For the second half, for which N’Golo Kanté was introduced, Chelsea defended with a 5-3-2. Kanté and Kovacic covered in wide territory, prioritising Spurs’ full-backs, and their narrow front two worked to negate Hojbjerg, ultimately forcing play wide, where Chelsea worked to trap their opponents via a combination of a central midfielder and wing-back. When Hojbjerg was therefore forced into deeper territory, a three-on-two existed in central midfield, giving Kanté and Kovacic increased freedom to press wide.
The hosts’ front three was therefore forced to move deeper to receive where once Hojbjerg would have, reducing their attacking presence and, with Chelsea’s midfield covering the wide areas of the pitch, they had the numbers in defence for a defender to follow them without sacrificing their defensive security. Switches of play and patient passes across the pitch gave Spurs an alternative means of progressing possession; Kane’s willingness to drop and link also proved relatively effective when Son moved infield from the left, but against Chelsea’s compact mid-block they continued to struggle to create.
Thomas Tuchel set Chelsea up into a 3-4-2-1 formation led by Romelu Lukaku. Their hosts, Tottenham, defended with a 4-3-3.
Spurs’ front three pressed Chelsea’s three central defenders; Harry Kane did so from the left, Son Heung-min through the centre, and Giovani Lo Celso from the right. Tanguy Ndombele and Dele Alli respectively took Mateo Kovacic and Mason Mount, and Pierre-Emile Hojbjerg remained central, but braced to move to take Jorginho when he moved away from the partial cover offered by Son.
Chelsea’s wing-backs advanced to provide their attacking width. Lukaku drifted across to occupy Eric Dier, so Cristian Romero had to advance to take Kai Havertz, who regularly adopted positions beyond Spurs’ midfield three to capitalise on the space created by Ndombele pressing Kovacic and was therefore close enough to Lukaku to support direct passes into him and to provide a secondary passing outlet over Spurs’ high press.

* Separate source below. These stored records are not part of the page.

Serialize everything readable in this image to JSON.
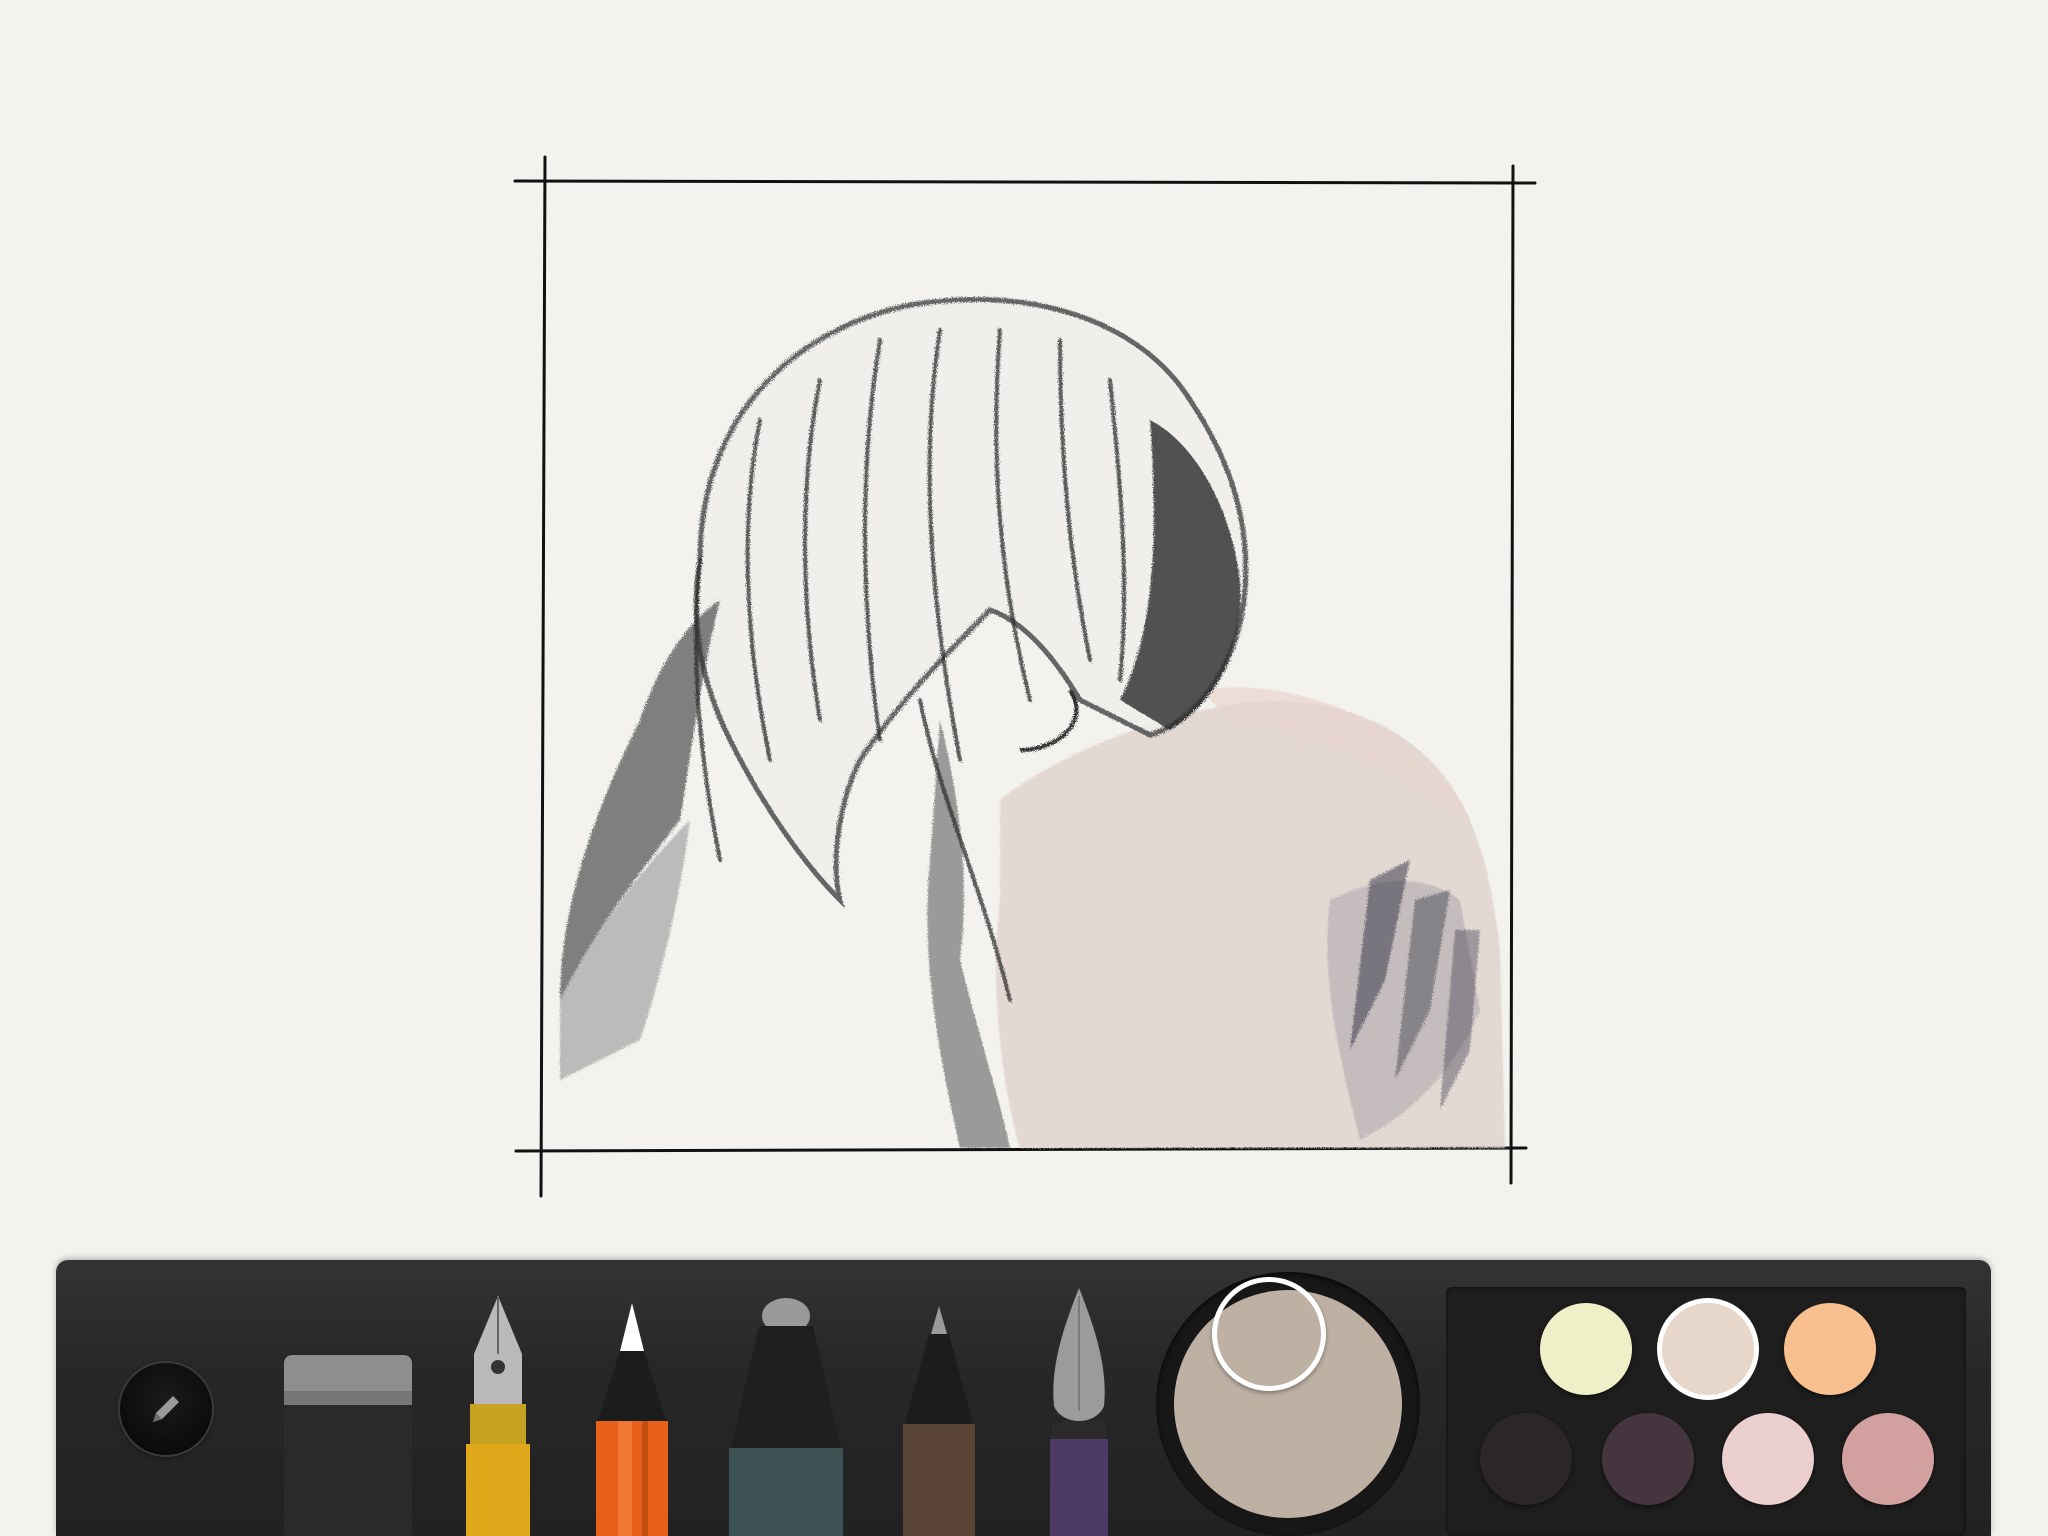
{
  "app": {
    "canvas_background": "#f3f2ee"
  },
  "canvas": {
    "artwork": "pencil-sketch-embrace"
  },
  "toolbar": {
    "menu_icon": "pencil-icon",
    "tools": [
      {
        "name": "eraser",
        "icon": "eraser-icon",
        "color": "#2a2a2a"
      },
      {
        "name": "fountain-pen",
        "icon": "fountain-pen-icon",
        "color": "#e0a81a"
      },
      {
        "name": "pencil",
        "icon": "pencil-tool-icon",
        "color": "#e8611c"
      },
      {
        "name": "marker",
        "icon": "marker-icon",
        "color": "#3d5253"
      },
      {
        "name": "pen",
        "icon": "fineliner-icon",
        "color": "#5a4435"
      },
      {
        "name": "brush",
        "icon": "watercolor-brush-icon",
        "color": "#4d3b66"
      }
    ],
    "current_color": "#beb1a4",
    "swatches": [
      {
        "color": "#efefc8",
        "selected": false
      },
      {
        "color": "#e6d7ca",
        "selected": true
      },
      {
        "color": "#f7c08e",
        "selected": false
      },
      {
        "color": "#2b2627",
        "selected": false
      },
      {
        "color": "#45353f",
        "selected": false
      },
      {
        "color": "#ebcfce",
        "selected": false
      },
      {
        "color": "#d2a09f",
        "selected": false
      }
    ]
  }
}
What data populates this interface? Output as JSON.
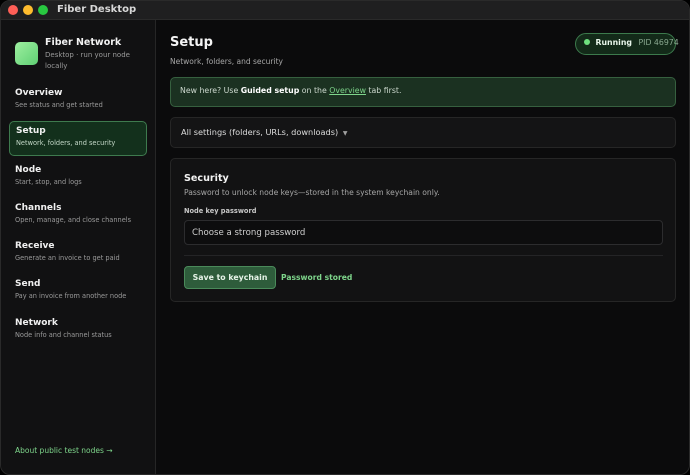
{
  "window": {
    "title": "Fiber Desktop"
  },
  "brand": {
    "name": "Fiber Network",
    "subtitle": "Desktop · run your node locally"
  },
  "sidebar": {
    "items": [
      {
        "title": "Overview",
        "desc": "See status and get started"
      },
      {
        "title": "Setup",
        "desc": "Network, folders, and security"
      },
      {
        "title": "Node",
        "desc": "Start, stop, and logs"
      },
      {
        "title": "Channels",
        "desc": "Open, manage, and close channels"
      },
      {
        "title": "Receive",
        "desc": "Generate an invoice to get paid"
      },
      {
        "title": "Send",
        "desc": "Pay an invoice from another node"
      },
      {
        "title": "Network",
        "desc": "Node info and channel status"
      }
    ],
    "active_index": 1,
    "footer_link": "About public test nodes →"
  },
  "main": {
    "title": "Setup",
    "subtitle": "Network, folders, and security",
    "status": {
      "label": "Running",
      "pid": "PID 46974",
      "color": "#6fe07f"
    },
    "banner": {
      "prefix": "New here? Use ",
      "bold": "Guided setup",
      "middle": " on the ",
      "link": "Overview",
      "suffix": " tab first."
    },
    "disclosure": {
      "label": "All settings (folders, URLs, downloads)",
      "caret": "▼"
    },
    "security": {
      "title": "Security",
      "description": "Password to unlock node keys—stored in the system keychain only.",
      "field_label": "Node key password",
      "placeholder": "Choose a strong password",
      "value": "",
      "button": "Save to keychain",
      "status": "Password stored"
    }
  },
  "colors": {
    "accent": "#7ed58b",
    "active_bg": "#13301c",
    "banner_bg": "#1b3121",
    "button_bg": "#2e5c3b"
  }
}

When Tuchel’s team advanced into the attacking half, Havertz remained close to Lukaku and Mount remained slightly withdrawn to connect with their attacking line from the right inside channel; Kovacic performed similarly towards the left, and Jorginho remained central. Havertz also sought to move across and through the spaces between the lines, and between Spurs’ central defenders.
N’Golo Kanté replacing Mount for the second half meant Chelsea attacking with a 3-5-2, and their wing-backs adopting more advanced starting positions to keep Spurs’ full-backs in deeper territory. With Havertz joining Lukaku to form a front two, their midfield three supported attempts to build play; Kanté and Kovacic also occasionally moved wide to draw their opponents with them.
Increased access to Jorginho – Hojbjerg couldn’t always advance to take him – at the base of Chelsea’s midfield and their front two helped them to build through or around the first two lines in Spurs’ structure. Rotations towards the left between Marcos Alonso and Havertz contributed to that.
When Timo Werner later replaced Havertz in their front two Chelsea offered an increased threat in behind during moments of transition, particularly given their willingness to withdraw into a mid-block. It was that mid-block that contributed to Spurs building forwards and risking leaving space in behind them to counter into, which Chelsea also capitalised on.